Let’s look at AI. A short while ago, banks were experimenting with using AI and large sets of customer data to improve the banking experience by personalising offerings, not fully realising that the “emotional” element of money and money-related decisions makes using predictive analytics more complex than in retail or logistics.

Yet, AI can and should be used by banks in other ways such as to detect fraud. If used appropriately, AI could add between $200 billion and $340 billion in value to the sector, according to a 2023 report by McKinsey & Co.

As technologies change rapidly, innovative banks and other financial institutions will need guidance and awareness as they move forward. By implementing an easy-to-control network infrastructure, organisations can adopt technologies such AI while keeping mission-critical data and applications segmented from other parts of the network. This would enable them to test and roll out new changes without affecting daily operations.

Once financial institutions have the correct infrastructure strategy in place for their technology roadmap, execution will require the right talent and capabilities. The workforce of the future is clearly changing, which means the sector needs to decide on either upskilling existing professionals or investing in new capabilities, internally and externally.

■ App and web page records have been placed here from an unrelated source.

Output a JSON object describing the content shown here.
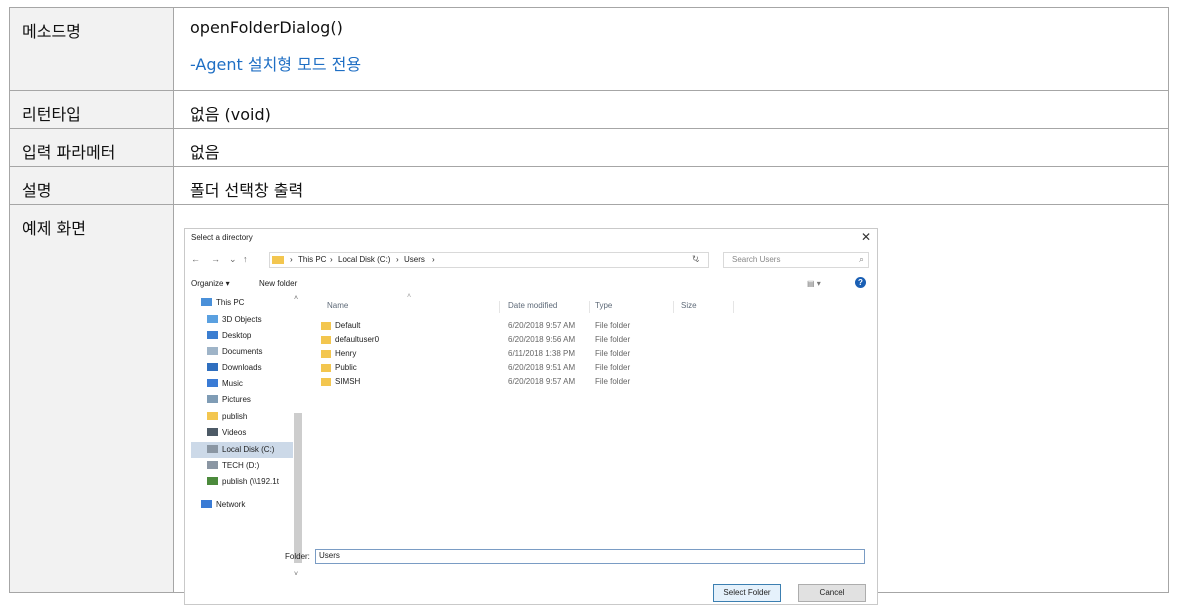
{
  "table": {
    "rows": [
      {
        "label": "메소드명",
        "value": "openFolderDialog()",
        "note": "-Agent 설치형 모드 전용"
      },
      {
        "label": "리턴타입",
        "value": "없음 (void)"
      },
      {
        "label": "입력 파라메터",
        "value": "없음"
      },
      {
        "label": "설명",
        "value": "폴더 선택창 출력"
      },
      {
        "label": "예제 화면"
      }
    ]
  },
  "dialog": {
    "title": "Select a directory",
    "close_glyph": "✕",
    "nav": {
      "back": "←",
      "forward": "→",
      "recent": "⌄",
      "up": "↑"
    },
    "breadcrumb": [
      "This PC",
      "Local Disk (C:)",
      "Users"
    ],
    "breadcrumb_sep": "›",
    "address_dropdown": "⌄",
    "refresh_glyph": "↻",
    "search_placeholder": "Search Users",
    "search_glyph": "⌕",
    "toolbar": {
      "organize": "Organize ▾",
      "new_folder": "New folder",
      "view": "▤ ▾",
      "help": "?"
    },
    "tree": [
      {
        "label": "This PC",
        "icon": "pc-icon",
        "color": "#4a90d9"
      },
      {
        "label": "3D Objects",
        "icon": "cube-icon",
        "color": "#5aa0e0"
      },
      {
        "label": "Desktop",
        "icon": "desktop-icon",
        "color": "#3b7ed1"
      },
      {
        "label": "Documents",
        "icon": "document-icon",
        "color": "#9fb4c8"
      },
      {
        "label": "Downloads",
        "icon": "download-icon",
        "color": "#2f6fbf"
      },
      {
        "label": "Music",
        "icon": "music-icon",
        "color": "#3a7bd5"
      },
      {
        "label": "Pictures",
        "icon": "pictures-icon",
        "color": "#7f9cb5"
      },
      {
        "label": "publish",
        "icon": "folder-icon",
        "color": "#f3c64f"
      },
      {
        "label": "Videos",
        "icon": "videos-icon",
        "color": "#4d5a66"
      },
      {
        "label": "Local Disk (C:)",
        "icon": "drive-icon",
        "color": "#8a96a3",
        "selected": true
      },
      {
        "label": "TECH (D:)",
        "icon": "drive-icon",
        "color": "#8a96a3"
      },
      {
        "label": "publish (\\\\192.1t",
        "icon": "network-drive-icon",
        "color": "#4c8a3c"
      },
      {
        "label": "Network",
        "icon": "network-icon",
        "color": "#3a7bd5"
      }
    ],
    "scroll": {
      "up": "˄",
      "down": "˅"
    },
    "columns": {
      "name": "Name",
      "date": "Date modified",
      "type": "Type",
      "size": "Size",
      "sort": "˄"
    },
    "files": [
      {
        "name": "Default",
        "date": "6/20/2018 9:57 AM",
        "type": "File folder"
      },
      {
        "name": "defaultuser0",
        "date": "6/20/2018 9:56 AM",
        "type": "File folder"
      },
      {
        "name": "Henry",
        "date": "6/11/2018 1:38 PM",
        "type": "File folder"
      },
      {
        "name": "Public",
        "date": "6/20/2018 9:51 AM",
        "type": "File folder"
      },
      {
        "name": "SIMSH",
        "date": "6/20/2018 9:57 AM",
        "type": "File folder"
      }
    ],
    "folder_label": "Folder:",
    "folder_value": "Users",
    "select_button": "Select Folder",
    "cancel_button": "Cancel"
  }
}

The rise of generative AI and a growing number of customers and innovators who are dependent on digital technologies means that the traditional financial services era as we know it will change. Yet, given that the very nature of finance and banking is rooted in a risk-conscious culture and the need for stability, the sector will have to navigate those changes in a very different manner than other industries. It cannot and should not rush to adopt new technologies and trends merely because they work for other sectors.

By understanding technologies, however, and building up capabilities and infrastructure, as well as working with the right partners, banks can reap benefits while also preparing for the future. There are vast opportunities on the horizon and this decade will be challenging, but ultimately worth it. I, for one, am excited by what the future holds for this age-old sector.

Published: February 28, 2024, 2:00 PM